The Royal College Of Pathologists of Australasia (RCPA) said a low uptake of influenza vaccinations in 2021 and a low global circulation of the influenza virus in the past two years has left Australians more vulnerable to the flu.
The RCPA said that while we may be feeling vaccination fatigue, the influenza jab should be taken to prevent widespread illness and even deaths.
RCPA Fellow Dr Jenny Robson, Pathologist-in-Charge of the Department of Microbiology Sullivan Nicolaides Pathology, said the influenza virus is hard to predict this year, and Australians should protect themselves with the vaccination.
“With the relatively recent opening of international borders, it is highly likely that we will see more influenza cases in Australia in 2022,” Dr Robson said.
“Therefore, the current recommendation is that all people aged six months and older should be vaccinated against influenza as soon as possible.
Dr Robson said the vaccine is particularly important for children aged six months to five years, adults over 65 years, individuals with other illnesses that can make them more susceptible to severe illness, First Nations people and pregnant women.
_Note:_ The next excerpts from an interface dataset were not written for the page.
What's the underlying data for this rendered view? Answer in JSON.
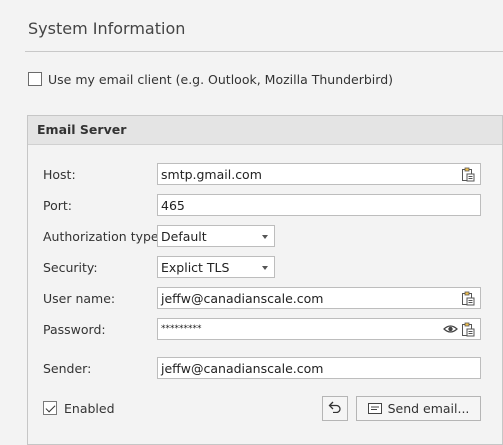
{
  "section_title": "System Information",
  "use_email_client": {
    "label": "Use my email client (e.g. Outlook, Mozilla Thunderbird)",
    "checked": false
  },
  "email_server": {
    "header": "Email Server",
    "host": {
      "label": "Host:",
      "value": "smtp.gmail.com",
      "icon": "clipboard-icon"
    },
    "port": {
      "label": "Port:",
      "value": "465"
    },
    "auth": {
      "label": "Authorization type:",
      "value": "Default"
    },
    "security": {
      "label": "Security:",
      "value": "Explict TLS"
    },
    "username": {
      "label": "User name:",
      "value": "jeffw@canadianscale.com",
      "icon": "clipboard-icon"
    },
    "password": {
      "label": "Password:",
      "value": "*********",
      "icons": [
        "eye-icon",
        "clipboard-icon"
      ]
    },
    "sender": {
      "label": "Sender:",
      "value": "jeffw@canadianscale.com"
    },
    "enabled": {
      "label": "Enabled",
      "checked": true
    },
    "undo_icon": "undo-icon",
    "send_email_label": "Send email...",
    "send_email_icon": "message-icon"
  }
}
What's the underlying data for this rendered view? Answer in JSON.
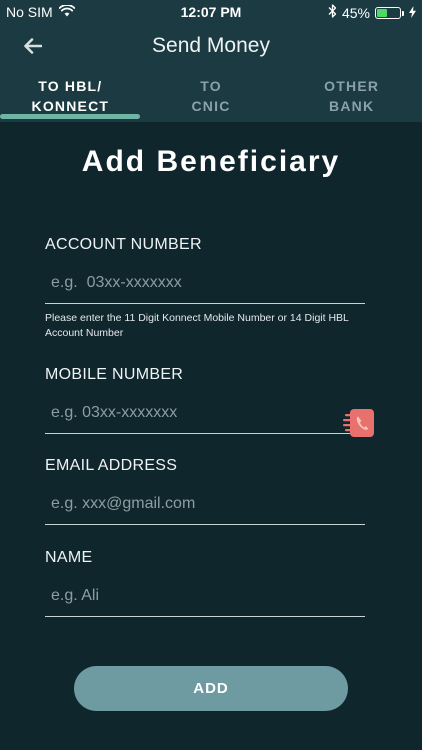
{
  "status_bar": {
    "carrier": "No SIM",
    "time": "12:07 PM",
    "battery": "45%",
    "battery_level": 0.45
  },
  "header": {
    "title": "Send Money"
  },
  "tabs": [
    {
      "label": "TO HBL/\nKONNECT",
      "active": true
    },
    {
      "label": "TO\nCNIC",
      "active": false
    },
    {
      "label": "OTHER\nBANK",
      "active": false
    }
  ],
  "page_title": "Add Beneficiary",
  "form": {
    "account_number": {
      "label": "ACCOUNT NUMBER",
      "placeholder": "e.g.  03xx-xxxxxxx",
      "value": "",
      "hint": "Please enter the 11 Digit Konnect Mobile Number or 14 Digit HBL Account Number"
    },
    "mobile_number": {
      "label": "MOBILE NUMBER",
      "placeholder": "e.g. 03xx-xxxxxxx",
      "value": ""
    },
    "email_address": {
      "label": "EMAIL ADDRESS",
      "placeholder": "e.g. xxx@gmail.com",
      "value": ""
    },
    "name": {
      "label": "NAME",
      "placeholder": "e.g. Ali",
      "value": ""
    }
  },
  "add_button_label": "ADD",
  "icons": {
    "wifi": "wifi-icon",
    "bluetooth": "bluetooth-icon",
    "battery": "battery-icon",
    "charging": "charging-icon",
    "back": "back-arrow-icon",
    "contacts": "contact-book-icon"
  },
  "colors": {
    "background": "#10262d",
    "header": "#1b3a41",
    "tab_indicator": "#6fb5a6",
    "button": "#6e9aa1",
    "contact_icon": "#e8706d",
    "battery_fill": "#4cd964"
  }
}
“It’s a good idea to remember that if anyone still needs to get the booster for COVID-19 then both vaccines can be given at the same time. In fact, over 65s should also consider Pneumovax, if it is due, which helps to protect against pneumococcal disease. All of these vaccines can be administered safely at the same time,” said Dr Robson.
The peak season of influenza in Australia usually occurs between July and September, but as Influenza A has already appeared in Australia, this year’s peak could be sooner.
“However, we now have lower levels of protection in the community, meaning the virus can spread more quickly,” Dr Robson said.
“This is due to less overall uptake of the influenza vaccine last year and reduced recent exposure to the virus. We, therefore, need to increase vaccine coverage in the community, not only to protect ourselves but to protect our vulnerable, just like we have with COVID-19.”